### WHAT NEEDS TO BE DONE
Word for word, restate the entries below, but exclude the images.

### RECORDS PROVIDED
● ● ● ●

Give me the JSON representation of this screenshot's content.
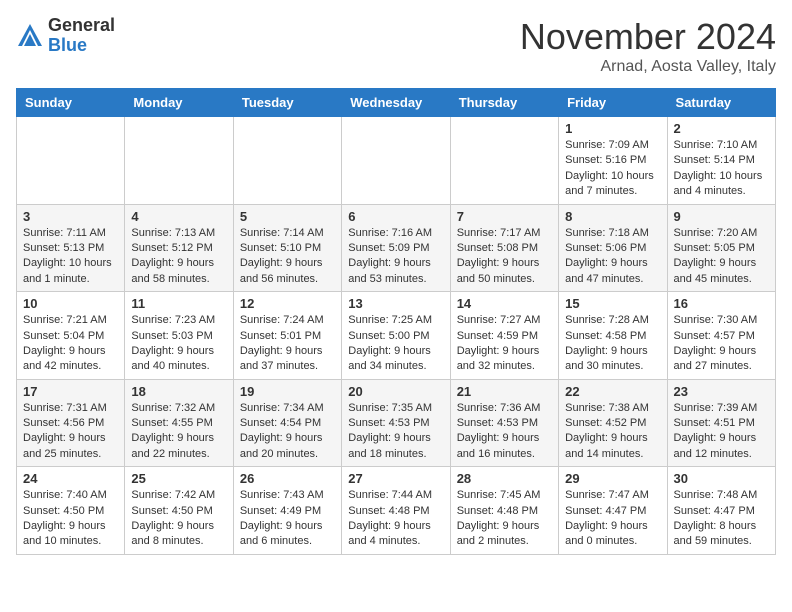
{
  "logo": {
    "general": "General",
    "blue": "Blue"
  },
  "header": {
    "month": "November 2024",
    "location": "Arnad, Aosta Valley, Italy"
  },
  "weekdays": [
    "Sunday",
    "Monday",
    "Tuesday",
    "Wednesday",
    "Thursday",
    "Friday",
    "Saturday"
  ],
  "weeks": [
    [
      {
        "day": "",
        "info": ""
      },
      {
        "day": "",
        "info": ""
      },
      {
        "day": "",
        "info": ""
      },
      {
        "day": "",
        "info": ""
      },
      {
        "day": "",
        "info": ""
      },
      {
        "day": "1",
        "info": "Sunrise: 7:09 AM\nSunset: 5:16 PM\nDaylight: 10 hours and 7 minutes."
      },
      {
        "day": "2",
        "info": "Sunrise: 7:10 AM\nSunset: 5:14 PM\nDaylight: 10 hours and 4 minutes."
      }
    ],
    [
      {
        "day": "3",
        "info": "Sunrise: 7:11 AM\nSunset: 5:13 PM\nDaylight: 10 hours and 1 minute."
      },
      {
        "day": "4",
        "info": "Sunrise: 7:13 AM\nSunset: 5:12 PM\nDaylight: 9 hours and 58 minutes."
      },
      {
        "day": "5",
        "info": "Sunrise: 7:14 AM\nSunset: 5:10 PM\nDaylight: 9 hours and 56 minutes."
      },
      {
        "day": "6",
        "info": "Sunrise: 7:16 AM\nSunset: 5:09 PM\nDaylight: 9 hours and 53 minutes."
      },
      {
        "day": "7",
        "info": "Sunrise: 7:17 AM\nSunset: 5:08 PM\nDaylight: 9 hours and 50 minutes."
      },
      {
        "day": "8",
        "info": "Sunrise: 7:18 AM\nSunset: 5:06 PM\nDaylight: 9 hours and 47 minutes."
      },
      {
        "day": "9",
        "info": "Sunrise: 7:20 AM\nSunset: 5:05 PM\nDaylight: 9 hours and 45 minutes."
      }
    ],
    [
      {
        "day": "10",
        "info": "Sunrise: 7:21 AM\nSunset: 5:04 PM\nDaylight: 9 hours and 42 minutes."
      },
      {
        "day": "11",
        "info": "Sunrise: 7:23 AM\nSunset: 5:03 PM\nDaylight: 9 hours and 40 minutes."
      },
      {
        "day": "12",
        "info": "Sunrise: 7:24 AM\nSunset: 5:01 PM\nDaylight: 9 hours and 37 minutes."
      },
      {
        "day": "13",
        "info": "Sunrise: 7:25 AM\nSunset: 5:00 PM\nDaylight: 9 hours and 34 minutes."
      },
      {
        "day": "14",
        "info": "Sunrise: 7:27 AM\nSunset: 4:59 PM\nDaylight: 9 hours and 32 minutes."
      },
      {
        "day": "15",
        "info": "Sunrise: 7:28 AM\nSunset: 4:58 PM\nDaylight: 9 hours and 30 minutes."
      },
      {
        "day": "16",
        "info": "Sunrise: 7:30 AM\nSunset: 4:57 PM\nDaylight: 9 hours and 27 minutes."
      }
    ],
    [
      {
        "day": "17",
        "info": "Sunrise: 7:31 AM\nSunset: 4:56 PM\nDaylight: 9 hours and 25 minutes."
      },
      {
        "day": "18",
        "info": "Sunrise: 7:32 AM\nSunset: 4:55 PM\nDaylight: 9 hours and 22 minutes."
      },
      {
        "day": "19",
        "info": "Sunrise: 7:34 AM\nSunset: 4:54 PM\nDaylight: 9 hours and 20 minutes."
      },
      {
        "day": "20",
        "info": "Sunrise: 7:35 AM\nSunset: 4:53 PM\nDaylight: 9 hours and 18 minutes."
      },
      {
        "day": "21",
        "info": "Sunrise: 7:36 AM\nSunset: 4:53 PM\nDaylight: 9 hours and 16 minutes."
      },
      {
        "day": "22",
        "info": "Sunrise: 7:38 AM\nSunset: 4:52 PM\nDaylight: 9 hours and 14 minutes."
      },
      {
        "day": "23",
        "info": "Sunrise: 7:39 AM\nSunset: 4:51 PM\nDaylight: 9 hours and 12 minutes."
      }
    ],
    [
      {
        "day": "24",
        "info": "Sunrise: 7:40 AM\nSunset: 4:50 PM\nDaylight: 9 hours and 10 minutes."
      },
      {
        "day": "25",
        "info": "Sunrise: 7:42 AM\nSunset: 4:50 PM\nDaylight: 9 hours and 8 minutes."
      },
      {
        "day": "26",
        "info": "Sunrise: 7:43 AM\nSunset: 4:49 PM\nDaylight: 9 hours and 6 minutes."
      },
      {
        "day": "27",
        "info": "Sunrise: 7:44 AM\nSunset: 4:48 PM\nDaylight: 9 hours and 4 minutes."
      },
      {
        "day": "28",
        "info": "Sunrise: 7:45 AM\nSunset: 4:48 PM\nDaylight: 9 hours and 2 minutes."
      },
      {
        "day": "29",
        "info": "Sunrise: 7:47 AM\nSunset: 4:47 PM\nDaylight: 9 hours and 0 minutes."
      },
      {
        "day": "30",
        "info": "Sunrise: 7:48 AM\nSunset: 4:47 PM\nDaylight: 8 hours and 59 minutes."
      }
    ]
  ]
}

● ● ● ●

### TASK RESPONSE
Give me the JSON representation of this screenshot's content.
{
  "logo": {
    "general": "General",
    "blue": "Blue"
  },
  "header": {
    "month": "November 2024",
    "location": "Arnad, Aosta Valley, Italy"
  },
  "weekdays": [
    "Sunday",
    "Monday",
    "Tuesday",
    "Wednesday",
    "Thursday",
    "Friday",
    "Saturday"
  ],
  "weeks": [
    [
      {
        "day": "",
        "info": ""
      },
      {
        "day": "",
        "info": ""
      },
      {
        "day": "",
        "info": ""
      },
      {
        "day": "",
        "info": ""
      },
      {
        "day": "",
        "info": ""
      },
      {
        "day": "1",
        "info": "Sunrise: 7:09 AM\nSunset: 5:16 PM\nDaylight: 10 hours and 7 minutes."
      },
      {
        "day": "2",
        "info": "Sunrise: 7:10 AM\nSunset: 5:14 PM\nDaylight: 10 hours and 4 minutes."
      }
    ],
    [
      {
        "day": "3",
        "info": "Sunrise: 7:11 AM\nSunset: 5:13 PM\nDaylight: 10 hours and 1 minute."
      },
      {
        "day": "4",
        "info": "Sunrise: 7:13 AM\nSunset: 5:12 PM\nDaylight: 9 hours and 58 minutes."
      },
      {
        "day": "5",
        "info": "Sunrise: 7:14 AM\nSunset: 5:10 PM\nDaylight: 9 hours and 56 minutes."
      },
      {
        "day": "6",
        "info": "Sunrise: 7:16 AM\nSunset: 5:09 PM\nDaylight: 9 hours and 53 minutes."
      },
      {
        "day": "7",
        "info": "Sunrise: 7:17 AM\nSunset: 5:08 PM\nDaylight: 9 hours and 50 minutes."
      },
      {
        "day": "8",
        "info": "Sunrise: 7:18 AM\nSunset: 5:06 PM\nDaylight: 9 hours and 47 minutes."
      },
      {
        "day": "9",
        "info": "Sunrise: 7:20 AM\nSunset: 5:05 PM\nDaylight: 9 hours and 45 minutes."
      }
    ],
    [
      {
        "day": "10",
        "info": "Sunrise: 7:21 AM\nSunset: 5:04 PM\nDaylight: 9 hours and 42 minutes."
      },
      {
        "day": "11",
        "info": "Sunrise: 7:23 AM\nSunset: 5:03 PM\nDaylight: 9 hours and 40 minutes."
      },
      {
        "day": "12",
        "info": "Sunrise: 7:24 AM\nSunset: 5:01 PM\nDaylight: 9 hours and 37 minutes."
      },
      {
        "day": "13",
        "info": "Sunrise: 7:25 AM\nSunset: 5:00 PM\nDaylight: 9 hours and 34 minutes."
      },
      {
        "day": "14",
        "info": "Sunrise: 7:27 AM\nSunset: 4:59 PM\nDaylight: 9 hours and 32 minutes."
      },
      {
        "day": "15",
        "info": "Sunrise: 7:28 AM\nSunset: 4:58 PM\nDaylight: 9 hours and 30 minutes."
      },
      {
        "day": "16",
        "info": "Sunrise: 7:30 AM\nSunset: 4:57 PM\nDaylight: 9 hours and 27 minutes."
      }
    ],
    [
      {
        "day": "17",
        "info": "Sunrise: 7:31 AM\nSunset: 4:56 PM\nDaylight: 9 hours and 25 minutes."
      },
      {
        "day": "18",
        "info": "Sunrise: 7:32 AM\nSunset: 4:55 PM\nDaylight: 9 hours and 22 minutes."
      },
      {
        "day": "19",
        "info": "Sunrise: 7:34 AM\nSunset: 4:54 PM\nDaylight: 9 hours and 20 minutes."
      },
      {
        "day": "20",
        "info": "Sunrise: 7:35 AM\nSunset: 4:53 PM\nDaylight: 9 hours and 18 minutes."
      },
      {
        "day": "21",
        "info": "Sunrise: 7:36 AM\nSunset: 4:53 PM\nDaylight: 9 hours and 16 minutes."
      },
      {
        "day": "22",
        "info": "Sunrise: 7:38 AM\nSunset: 4:52 PM\nDaylight: 9 hours and 14 minutes."
      },
      {
        "day": "23",
        "info": "Sunrise: 7:39 AM\nSunset: 4:51 PM\nDaylight: 9 hours and 12 minutes."
      }
    ],
    [
      {
        "day": "24",
        "info": "Sunrise: 7:40 AM\nSunset: 4:50 PM\nDaylight: 9 hours and 10 minutes."
      },
      {
        "day": "25",
        "info": "Sunrise: 7:42 AM\nSunset: 4:50 PM\nDaylight: 9 hours and 8 minutes."
      },
      {
        "day": "26",
        "info": "Sunrise: 7:43 AM\nSunset: 4:49 PM\nDaylight: 9 hours and 6 minutes."
      },
      {
        "day": "27",
        "info": "Sunrise: 7:44 AM\nSunset: 4:48 PM\nDaylight: 9 hours and 4 minutes."
      },
      {
        "day": "28",
        "info": "Sunrise: 7:45 AM\nSunset: 4:48 PM\nDaylight: 9 hours and 2 minutes."
      },
      {
        "day": "29",
        "info": "Sunrise: 7:47 AM\nSunset: 4:47 PM\nDaylight: 9 hours and 0 minutes."
      },
      {
        "day": "30",
        "info": "Sunrise: 7:48 AM\nSunset: 4:47 PM\nDaylight: 8 hours and 59 minutes."
      }
    ]
  ]
}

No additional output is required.